[5] Univ Sao Paulo, Clin Immunol & Allergy Div, Lab Immunol LIM 19, Sao Paulo - Brazil
Total Affiliations: 5
Document type: Journal article
Source: PLoS One; v. 10, n. 8 AUG 20 2015.
Web of Science Citations: 6

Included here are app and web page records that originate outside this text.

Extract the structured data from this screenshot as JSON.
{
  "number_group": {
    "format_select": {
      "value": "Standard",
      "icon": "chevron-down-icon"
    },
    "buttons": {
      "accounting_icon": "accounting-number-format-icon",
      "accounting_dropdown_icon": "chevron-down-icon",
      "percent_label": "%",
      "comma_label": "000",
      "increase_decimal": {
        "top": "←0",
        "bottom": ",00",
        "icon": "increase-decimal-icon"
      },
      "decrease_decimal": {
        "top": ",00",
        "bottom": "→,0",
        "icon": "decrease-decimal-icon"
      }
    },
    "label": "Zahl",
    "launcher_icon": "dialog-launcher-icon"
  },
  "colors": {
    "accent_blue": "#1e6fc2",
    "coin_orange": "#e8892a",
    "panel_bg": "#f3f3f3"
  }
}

Although aromatic anticonvulsants are usually well tolerated, they can cause cutaneous adverse drug reactions in up to 10% of patients. The clinical manifestations of the antiepileptics-induced hypersensitivity reactions (AHR) vary from mild skin rashes to severe cutaneous drug adverse reactions which are related to high mortality and significant morbidity. Genetic polymorphisms in cytochrome P450 genes are associated with altered enzymatic activity and may contribute to the risk of AHR. Here we present a case-control study in which we genotyped SNPs of CYP2C19, 2C9 and 3A5 of 55 individuals with varying severities of AHR, 83 tolerant, and 366 healthy control subjects from Sao Paulo, Brazil. Clinical characterization was based on standardized scoring systems and drug patch test. All in vivo investigation followed the ENDA (European Network of Drug Allergy) recommendations. Genotype was determined by real time PCR using peripheral blood DNA as a template. Of all 504 subjects, 65% were females, 45% self-identified as Afro-American, 38% as Caucasian and 17% as having non-African mixed ascendancy. Amongst 55 subjects with AHR, 44 had severe cutaneous drug adverse reactions. Of the 46 drug patch tests performed, 29 (63%) were positive. We found a strong association between the absence of CYP3A5{*}3 and tolerant subjects when compared to AHR (p = 0.0002, OR = 5.28 {[}CI95% 2.09-14.84]). None of our groups presented positive association with CYP2C19 and 2C9 polymorphisms, however, both SNPs contributed to separation of cases and tolerants in a Classification and Regression Tree. Our findings indicate that drug metabolism genes can contribute in the tolerability of antiepileptics. CYP3A5{*}3 is the most prevalent CYP3A5 allele associated with reduced enzymatic function. The current study provides evidence that normal CYP3A5 activity might be a protective factor to aromatic antiepileptics-induced hypersensitivity reactions in Brazilian subjects. (AU)

FAPESP's process: 11/22748-1 - Association study of genetic factors in subjects with delay hypersensitivity reactions to aromatic antiepileptics
Grantee:Jorge Elias Kalil Filho
Support type: Regular Research Grants